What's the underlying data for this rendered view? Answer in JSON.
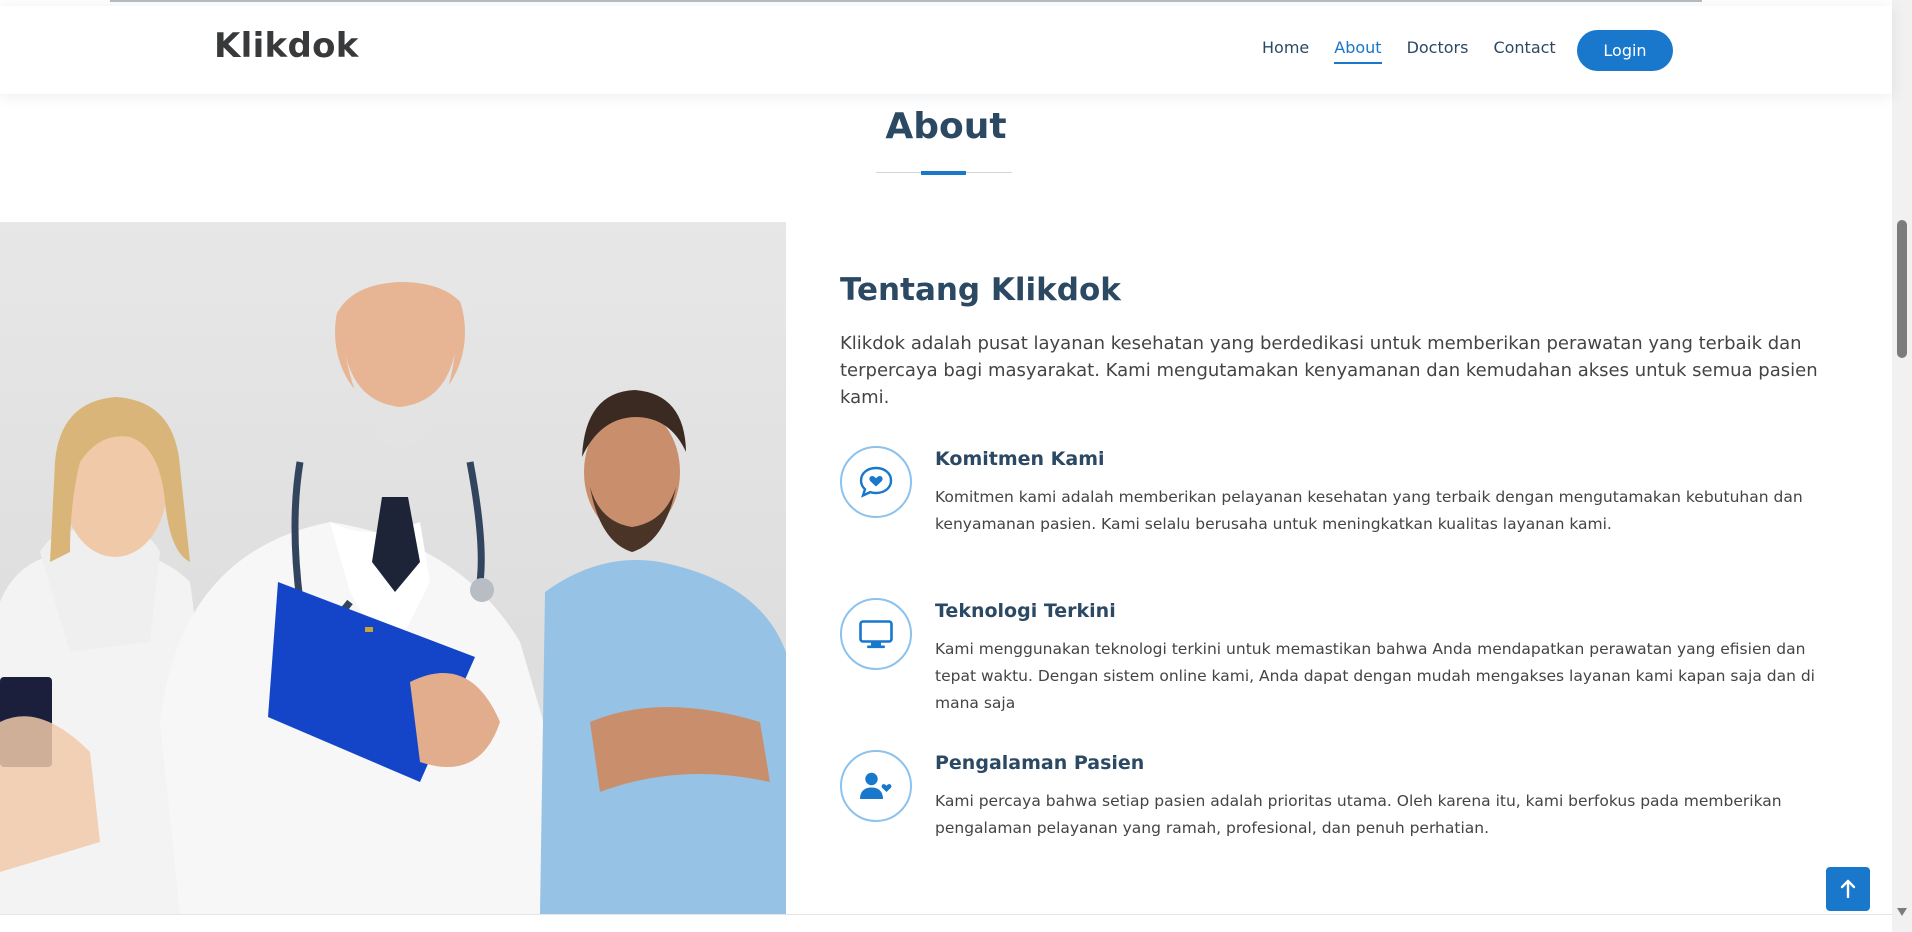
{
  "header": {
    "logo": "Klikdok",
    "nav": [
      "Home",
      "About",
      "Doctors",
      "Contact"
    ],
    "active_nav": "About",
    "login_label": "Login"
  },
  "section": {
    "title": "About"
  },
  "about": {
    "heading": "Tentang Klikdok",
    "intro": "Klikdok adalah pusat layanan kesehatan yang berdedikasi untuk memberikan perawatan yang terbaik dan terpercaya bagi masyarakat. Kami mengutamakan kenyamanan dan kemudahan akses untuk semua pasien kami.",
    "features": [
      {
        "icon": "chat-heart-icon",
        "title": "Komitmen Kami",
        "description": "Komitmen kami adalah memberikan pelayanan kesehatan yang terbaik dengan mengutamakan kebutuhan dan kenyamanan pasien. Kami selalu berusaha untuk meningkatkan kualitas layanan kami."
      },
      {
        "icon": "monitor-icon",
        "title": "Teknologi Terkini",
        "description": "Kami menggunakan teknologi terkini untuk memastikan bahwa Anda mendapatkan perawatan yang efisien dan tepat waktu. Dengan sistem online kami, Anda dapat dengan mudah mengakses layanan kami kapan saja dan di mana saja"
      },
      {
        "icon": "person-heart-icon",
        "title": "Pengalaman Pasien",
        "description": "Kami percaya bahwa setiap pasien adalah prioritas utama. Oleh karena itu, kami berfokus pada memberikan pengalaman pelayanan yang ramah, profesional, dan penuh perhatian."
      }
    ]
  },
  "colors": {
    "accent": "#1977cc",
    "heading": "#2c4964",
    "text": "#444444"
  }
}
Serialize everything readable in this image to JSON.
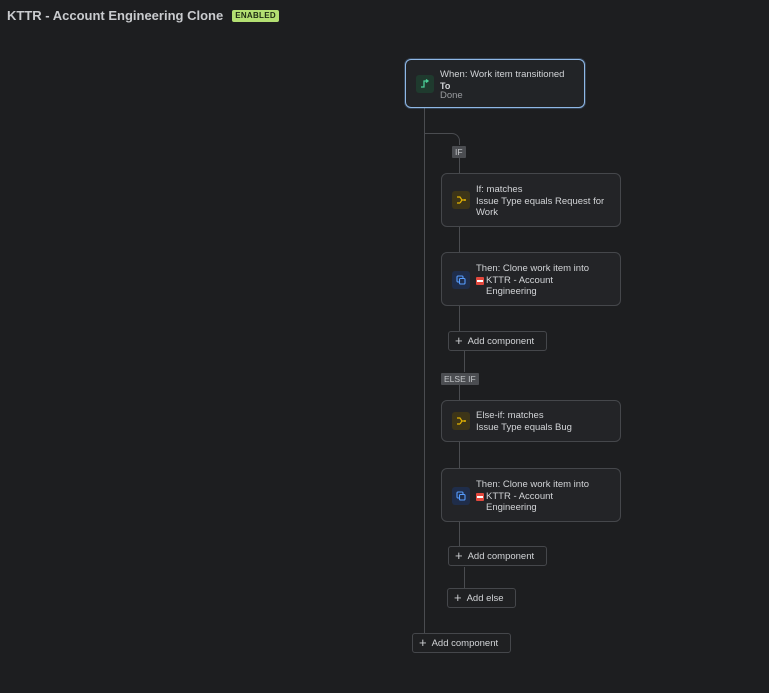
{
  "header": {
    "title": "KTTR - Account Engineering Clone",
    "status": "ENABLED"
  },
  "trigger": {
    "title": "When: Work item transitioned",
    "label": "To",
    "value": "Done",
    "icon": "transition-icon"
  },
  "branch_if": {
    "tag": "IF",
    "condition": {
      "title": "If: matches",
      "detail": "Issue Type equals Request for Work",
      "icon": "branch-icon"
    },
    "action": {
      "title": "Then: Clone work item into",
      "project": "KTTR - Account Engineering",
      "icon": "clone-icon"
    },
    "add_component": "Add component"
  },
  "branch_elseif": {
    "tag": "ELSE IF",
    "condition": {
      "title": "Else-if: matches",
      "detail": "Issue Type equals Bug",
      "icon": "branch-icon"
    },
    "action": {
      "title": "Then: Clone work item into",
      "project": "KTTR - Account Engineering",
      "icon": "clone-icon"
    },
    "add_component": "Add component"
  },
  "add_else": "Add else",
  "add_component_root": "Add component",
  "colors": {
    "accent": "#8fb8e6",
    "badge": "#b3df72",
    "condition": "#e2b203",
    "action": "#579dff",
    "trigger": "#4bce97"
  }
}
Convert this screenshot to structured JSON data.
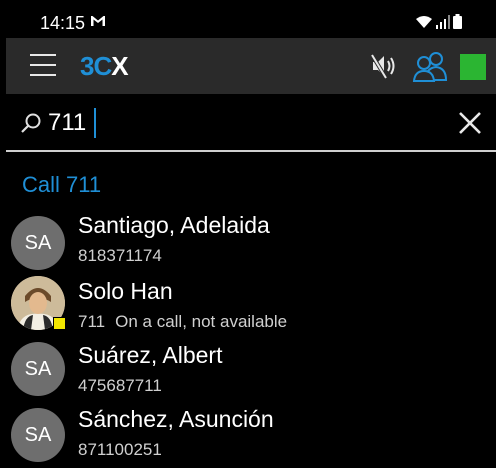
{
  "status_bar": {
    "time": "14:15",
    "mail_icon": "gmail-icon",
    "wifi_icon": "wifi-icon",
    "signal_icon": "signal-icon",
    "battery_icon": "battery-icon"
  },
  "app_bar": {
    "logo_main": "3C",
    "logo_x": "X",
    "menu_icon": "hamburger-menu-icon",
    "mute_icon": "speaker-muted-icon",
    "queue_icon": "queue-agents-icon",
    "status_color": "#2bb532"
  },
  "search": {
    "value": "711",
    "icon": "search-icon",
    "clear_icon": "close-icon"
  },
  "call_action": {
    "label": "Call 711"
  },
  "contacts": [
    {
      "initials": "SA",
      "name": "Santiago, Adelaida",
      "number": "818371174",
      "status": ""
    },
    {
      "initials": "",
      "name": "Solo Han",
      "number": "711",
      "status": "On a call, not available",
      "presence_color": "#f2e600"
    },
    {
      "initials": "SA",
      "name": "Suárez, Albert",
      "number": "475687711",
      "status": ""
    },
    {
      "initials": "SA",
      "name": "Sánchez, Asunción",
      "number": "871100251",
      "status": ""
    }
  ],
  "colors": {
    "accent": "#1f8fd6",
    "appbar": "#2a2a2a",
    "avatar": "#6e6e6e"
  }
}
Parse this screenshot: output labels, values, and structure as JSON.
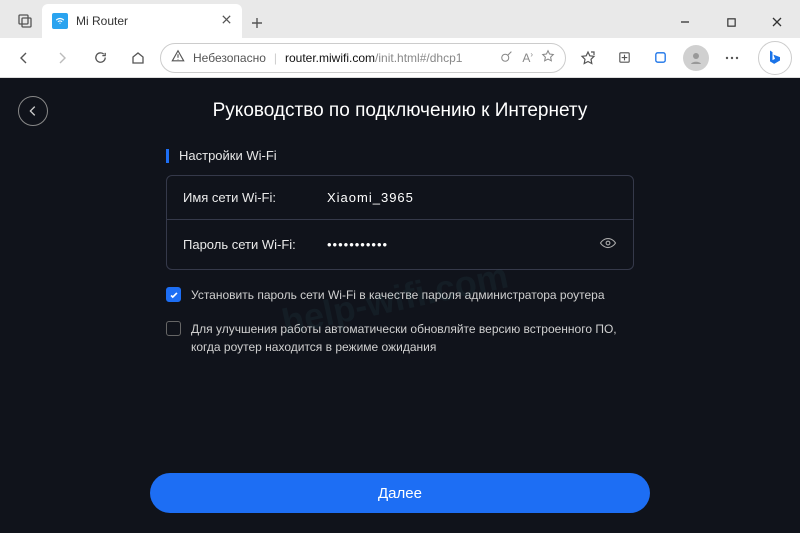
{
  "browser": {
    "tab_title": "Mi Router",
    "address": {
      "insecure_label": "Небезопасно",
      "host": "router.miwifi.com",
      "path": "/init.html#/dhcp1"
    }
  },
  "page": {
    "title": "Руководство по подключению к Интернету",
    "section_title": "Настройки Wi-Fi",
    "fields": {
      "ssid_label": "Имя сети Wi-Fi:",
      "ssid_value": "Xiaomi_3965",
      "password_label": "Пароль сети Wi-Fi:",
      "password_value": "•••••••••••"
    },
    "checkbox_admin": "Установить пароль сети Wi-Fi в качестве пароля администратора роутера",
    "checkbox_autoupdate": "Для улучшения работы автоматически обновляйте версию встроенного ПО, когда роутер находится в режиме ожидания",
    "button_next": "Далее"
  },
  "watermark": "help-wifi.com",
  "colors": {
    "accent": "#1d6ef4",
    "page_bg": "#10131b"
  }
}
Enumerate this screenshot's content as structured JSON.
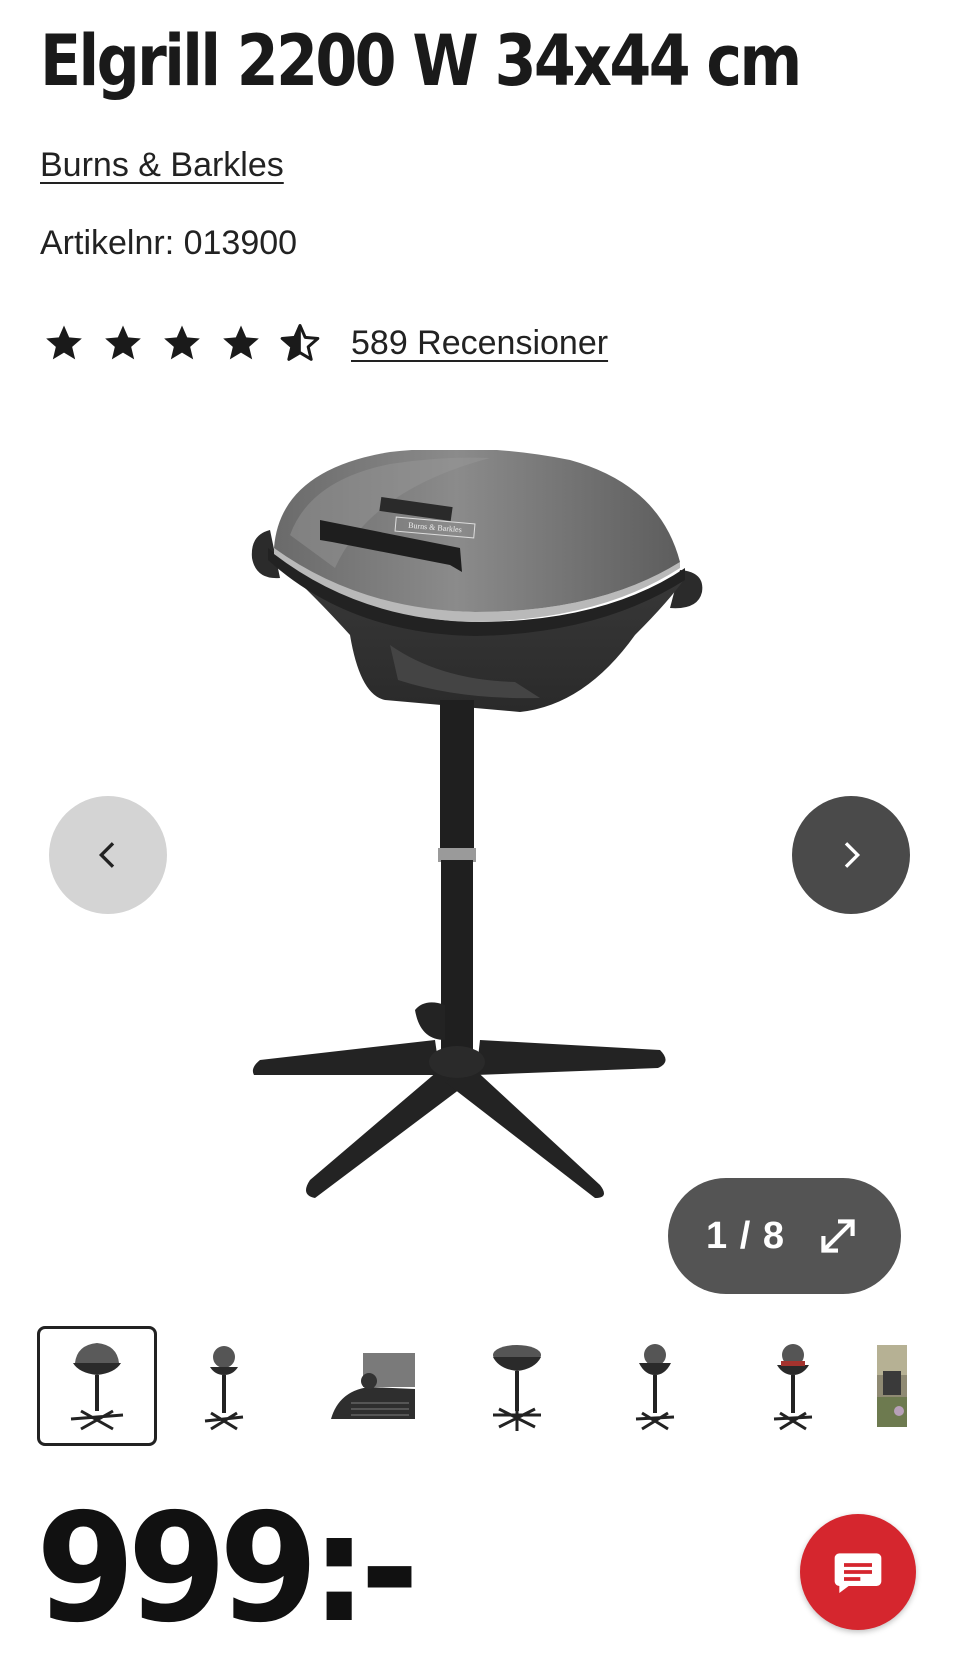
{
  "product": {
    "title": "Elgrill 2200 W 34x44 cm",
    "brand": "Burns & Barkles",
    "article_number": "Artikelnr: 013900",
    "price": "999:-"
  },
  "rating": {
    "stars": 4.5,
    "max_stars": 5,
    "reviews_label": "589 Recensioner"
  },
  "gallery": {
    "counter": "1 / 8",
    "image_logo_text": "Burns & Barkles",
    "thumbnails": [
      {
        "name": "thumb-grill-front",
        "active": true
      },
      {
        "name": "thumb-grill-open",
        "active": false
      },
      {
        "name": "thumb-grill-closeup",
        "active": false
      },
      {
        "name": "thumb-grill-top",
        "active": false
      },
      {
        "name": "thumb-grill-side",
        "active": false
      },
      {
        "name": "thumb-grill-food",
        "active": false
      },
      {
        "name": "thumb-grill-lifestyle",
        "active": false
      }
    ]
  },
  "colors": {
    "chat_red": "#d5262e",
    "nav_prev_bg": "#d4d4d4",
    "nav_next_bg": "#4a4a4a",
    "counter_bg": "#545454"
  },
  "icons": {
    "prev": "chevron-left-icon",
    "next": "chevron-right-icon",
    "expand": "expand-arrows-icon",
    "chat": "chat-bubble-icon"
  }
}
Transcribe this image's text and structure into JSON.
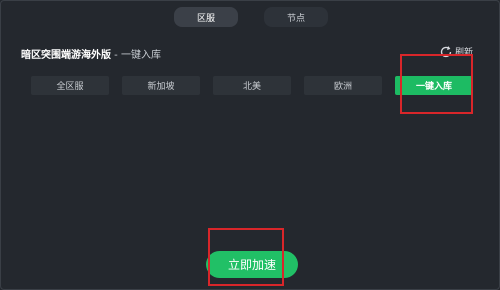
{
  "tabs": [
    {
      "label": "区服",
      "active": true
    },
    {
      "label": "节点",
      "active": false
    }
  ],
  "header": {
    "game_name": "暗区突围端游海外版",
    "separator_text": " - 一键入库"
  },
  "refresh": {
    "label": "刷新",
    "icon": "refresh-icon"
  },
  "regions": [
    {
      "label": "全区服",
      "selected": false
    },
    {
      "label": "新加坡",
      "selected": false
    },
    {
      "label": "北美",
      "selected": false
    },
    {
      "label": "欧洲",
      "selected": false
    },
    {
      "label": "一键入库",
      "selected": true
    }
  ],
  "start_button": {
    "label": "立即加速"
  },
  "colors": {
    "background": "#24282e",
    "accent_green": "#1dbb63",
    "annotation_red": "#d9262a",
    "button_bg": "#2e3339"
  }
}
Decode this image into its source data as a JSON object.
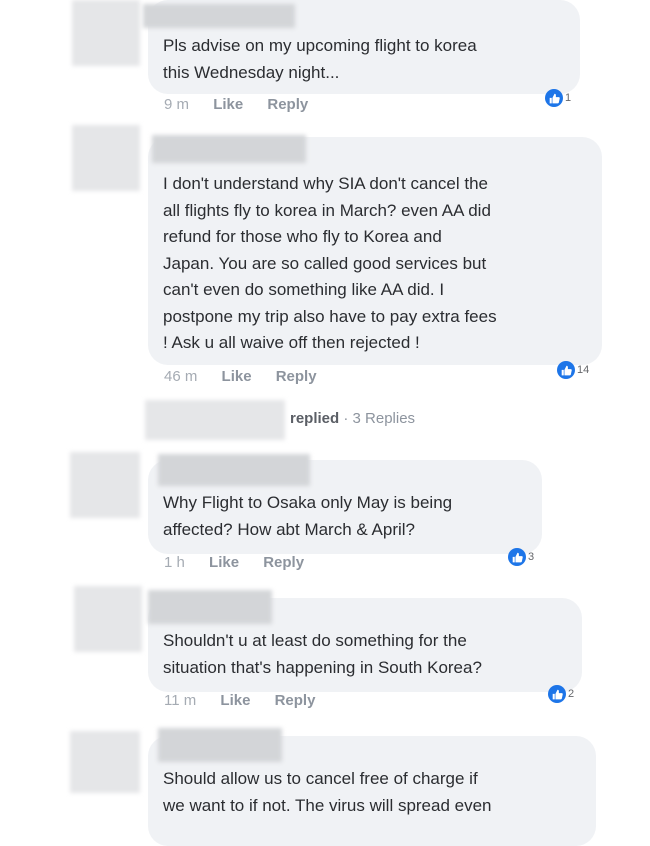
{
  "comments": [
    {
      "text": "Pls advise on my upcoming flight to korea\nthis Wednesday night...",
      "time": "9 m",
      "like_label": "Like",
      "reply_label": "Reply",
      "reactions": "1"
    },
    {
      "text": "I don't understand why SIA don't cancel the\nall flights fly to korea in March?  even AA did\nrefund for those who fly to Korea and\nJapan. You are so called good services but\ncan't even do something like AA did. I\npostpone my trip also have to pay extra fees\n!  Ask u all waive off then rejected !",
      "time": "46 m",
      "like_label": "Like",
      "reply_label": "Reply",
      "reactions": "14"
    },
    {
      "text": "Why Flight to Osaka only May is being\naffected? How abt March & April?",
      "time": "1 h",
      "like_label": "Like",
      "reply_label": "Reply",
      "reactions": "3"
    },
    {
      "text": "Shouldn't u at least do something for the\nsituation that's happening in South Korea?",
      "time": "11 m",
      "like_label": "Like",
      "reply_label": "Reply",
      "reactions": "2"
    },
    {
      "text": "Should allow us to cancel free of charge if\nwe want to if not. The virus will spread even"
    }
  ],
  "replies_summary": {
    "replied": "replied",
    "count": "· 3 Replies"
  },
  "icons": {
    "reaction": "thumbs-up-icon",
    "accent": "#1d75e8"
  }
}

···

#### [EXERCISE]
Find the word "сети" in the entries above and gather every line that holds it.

#### [REPLY]
      "ssid_label": "Имя сети Wi-Fi:",
      "password_label": "Пароль сети Wi-Fi:",
    "checkbox_admin": "Установить пароль сети Wi-Fi в качестве пароля администратора роутера",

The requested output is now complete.